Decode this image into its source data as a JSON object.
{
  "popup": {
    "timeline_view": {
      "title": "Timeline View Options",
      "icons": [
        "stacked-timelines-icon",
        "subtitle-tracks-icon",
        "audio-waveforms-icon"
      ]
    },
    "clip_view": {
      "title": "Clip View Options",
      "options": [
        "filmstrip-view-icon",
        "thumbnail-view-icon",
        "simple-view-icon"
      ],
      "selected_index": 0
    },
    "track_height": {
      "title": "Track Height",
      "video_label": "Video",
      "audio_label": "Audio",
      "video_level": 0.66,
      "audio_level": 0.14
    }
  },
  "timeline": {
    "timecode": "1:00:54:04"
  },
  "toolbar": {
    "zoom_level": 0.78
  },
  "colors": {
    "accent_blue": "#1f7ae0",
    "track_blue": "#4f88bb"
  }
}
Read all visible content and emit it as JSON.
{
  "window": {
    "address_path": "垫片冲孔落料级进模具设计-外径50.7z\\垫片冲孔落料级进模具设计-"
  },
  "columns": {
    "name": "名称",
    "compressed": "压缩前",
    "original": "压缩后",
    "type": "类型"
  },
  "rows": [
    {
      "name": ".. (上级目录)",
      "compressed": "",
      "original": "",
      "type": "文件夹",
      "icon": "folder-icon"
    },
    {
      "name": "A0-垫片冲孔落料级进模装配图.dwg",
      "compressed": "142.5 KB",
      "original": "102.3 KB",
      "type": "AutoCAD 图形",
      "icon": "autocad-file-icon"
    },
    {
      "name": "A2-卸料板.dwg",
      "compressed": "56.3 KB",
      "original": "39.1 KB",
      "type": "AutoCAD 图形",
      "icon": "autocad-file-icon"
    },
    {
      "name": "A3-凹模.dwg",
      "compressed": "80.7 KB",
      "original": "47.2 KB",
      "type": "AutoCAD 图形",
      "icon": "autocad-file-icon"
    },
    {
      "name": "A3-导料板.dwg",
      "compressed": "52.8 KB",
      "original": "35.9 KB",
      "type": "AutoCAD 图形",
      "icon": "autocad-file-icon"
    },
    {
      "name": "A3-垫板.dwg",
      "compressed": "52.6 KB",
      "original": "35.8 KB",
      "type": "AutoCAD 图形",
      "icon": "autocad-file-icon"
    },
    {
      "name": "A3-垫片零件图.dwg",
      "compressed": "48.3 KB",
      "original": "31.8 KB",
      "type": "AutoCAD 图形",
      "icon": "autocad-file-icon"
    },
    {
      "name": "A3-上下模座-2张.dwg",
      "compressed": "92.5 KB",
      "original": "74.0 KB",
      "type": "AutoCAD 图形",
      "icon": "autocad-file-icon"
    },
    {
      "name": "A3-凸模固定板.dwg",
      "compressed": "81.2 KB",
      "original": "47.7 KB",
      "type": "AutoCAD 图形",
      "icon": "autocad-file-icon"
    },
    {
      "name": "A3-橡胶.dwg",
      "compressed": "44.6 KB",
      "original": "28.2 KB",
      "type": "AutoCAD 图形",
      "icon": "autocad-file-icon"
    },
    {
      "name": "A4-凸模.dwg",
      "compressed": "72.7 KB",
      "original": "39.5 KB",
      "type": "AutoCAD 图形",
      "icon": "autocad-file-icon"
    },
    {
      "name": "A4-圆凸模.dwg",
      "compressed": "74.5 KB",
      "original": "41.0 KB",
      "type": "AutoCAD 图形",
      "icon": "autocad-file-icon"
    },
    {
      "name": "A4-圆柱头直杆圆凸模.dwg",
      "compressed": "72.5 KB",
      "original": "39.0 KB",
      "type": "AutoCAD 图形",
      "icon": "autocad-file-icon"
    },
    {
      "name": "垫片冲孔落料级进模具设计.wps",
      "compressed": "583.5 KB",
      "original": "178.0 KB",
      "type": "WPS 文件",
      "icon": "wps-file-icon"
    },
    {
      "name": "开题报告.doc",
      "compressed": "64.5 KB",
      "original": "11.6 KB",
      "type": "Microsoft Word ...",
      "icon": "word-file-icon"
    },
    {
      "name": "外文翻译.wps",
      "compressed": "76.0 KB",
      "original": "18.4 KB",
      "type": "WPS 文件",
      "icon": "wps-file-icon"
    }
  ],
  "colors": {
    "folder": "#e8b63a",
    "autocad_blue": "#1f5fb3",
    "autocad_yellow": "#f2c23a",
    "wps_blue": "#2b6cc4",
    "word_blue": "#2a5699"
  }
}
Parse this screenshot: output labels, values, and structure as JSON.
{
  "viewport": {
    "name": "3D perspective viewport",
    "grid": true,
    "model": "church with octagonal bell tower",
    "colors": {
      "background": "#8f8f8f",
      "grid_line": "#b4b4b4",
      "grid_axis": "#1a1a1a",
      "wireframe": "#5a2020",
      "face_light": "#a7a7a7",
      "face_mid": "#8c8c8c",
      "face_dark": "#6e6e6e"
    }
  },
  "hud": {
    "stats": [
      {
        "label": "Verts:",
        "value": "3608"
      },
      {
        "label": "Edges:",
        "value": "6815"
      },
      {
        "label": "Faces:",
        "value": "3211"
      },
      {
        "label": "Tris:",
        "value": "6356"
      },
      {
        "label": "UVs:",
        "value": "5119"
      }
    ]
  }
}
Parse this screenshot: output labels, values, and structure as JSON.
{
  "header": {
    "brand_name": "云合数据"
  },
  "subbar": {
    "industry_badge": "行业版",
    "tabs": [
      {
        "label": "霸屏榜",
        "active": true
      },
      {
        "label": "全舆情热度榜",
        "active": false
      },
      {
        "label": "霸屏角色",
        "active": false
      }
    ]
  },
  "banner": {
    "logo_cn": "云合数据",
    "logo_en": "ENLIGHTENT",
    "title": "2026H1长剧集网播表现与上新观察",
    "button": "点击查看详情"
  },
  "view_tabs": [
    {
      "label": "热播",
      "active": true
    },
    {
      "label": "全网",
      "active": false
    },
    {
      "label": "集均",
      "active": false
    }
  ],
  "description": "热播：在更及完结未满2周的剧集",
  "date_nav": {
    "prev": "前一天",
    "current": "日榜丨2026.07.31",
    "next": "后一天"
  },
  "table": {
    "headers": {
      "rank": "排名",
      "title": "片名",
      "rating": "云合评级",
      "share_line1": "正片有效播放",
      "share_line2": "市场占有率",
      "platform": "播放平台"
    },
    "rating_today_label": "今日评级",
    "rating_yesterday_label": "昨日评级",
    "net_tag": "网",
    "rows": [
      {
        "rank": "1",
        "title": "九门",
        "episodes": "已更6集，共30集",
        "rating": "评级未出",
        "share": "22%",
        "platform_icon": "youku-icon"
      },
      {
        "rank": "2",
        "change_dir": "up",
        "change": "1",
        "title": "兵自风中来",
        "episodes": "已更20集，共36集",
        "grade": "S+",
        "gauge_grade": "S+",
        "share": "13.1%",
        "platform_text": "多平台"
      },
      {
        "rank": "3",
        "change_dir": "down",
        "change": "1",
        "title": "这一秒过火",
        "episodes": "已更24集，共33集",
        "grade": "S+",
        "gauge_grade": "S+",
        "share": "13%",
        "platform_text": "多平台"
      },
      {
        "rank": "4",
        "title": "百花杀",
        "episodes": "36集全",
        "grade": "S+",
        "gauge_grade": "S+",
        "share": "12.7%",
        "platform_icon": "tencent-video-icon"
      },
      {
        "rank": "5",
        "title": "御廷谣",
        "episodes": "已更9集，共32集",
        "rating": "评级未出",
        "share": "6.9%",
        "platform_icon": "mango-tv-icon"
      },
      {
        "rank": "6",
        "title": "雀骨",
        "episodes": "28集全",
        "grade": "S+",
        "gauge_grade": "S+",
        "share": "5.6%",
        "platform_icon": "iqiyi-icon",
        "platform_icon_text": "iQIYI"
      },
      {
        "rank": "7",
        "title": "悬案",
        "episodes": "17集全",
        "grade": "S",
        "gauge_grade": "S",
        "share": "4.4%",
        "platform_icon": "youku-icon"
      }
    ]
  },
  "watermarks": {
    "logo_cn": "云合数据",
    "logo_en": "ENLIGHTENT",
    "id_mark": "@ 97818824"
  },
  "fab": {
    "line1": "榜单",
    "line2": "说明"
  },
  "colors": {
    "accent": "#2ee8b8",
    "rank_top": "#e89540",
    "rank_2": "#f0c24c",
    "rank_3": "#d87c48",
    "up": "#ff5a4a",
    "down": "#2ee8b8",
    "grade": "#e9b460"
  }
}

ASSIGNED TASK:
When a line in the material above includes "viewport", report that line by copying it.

YOUR RESPONSE:
  "viewport": {
    "name": "3D perspective viewport",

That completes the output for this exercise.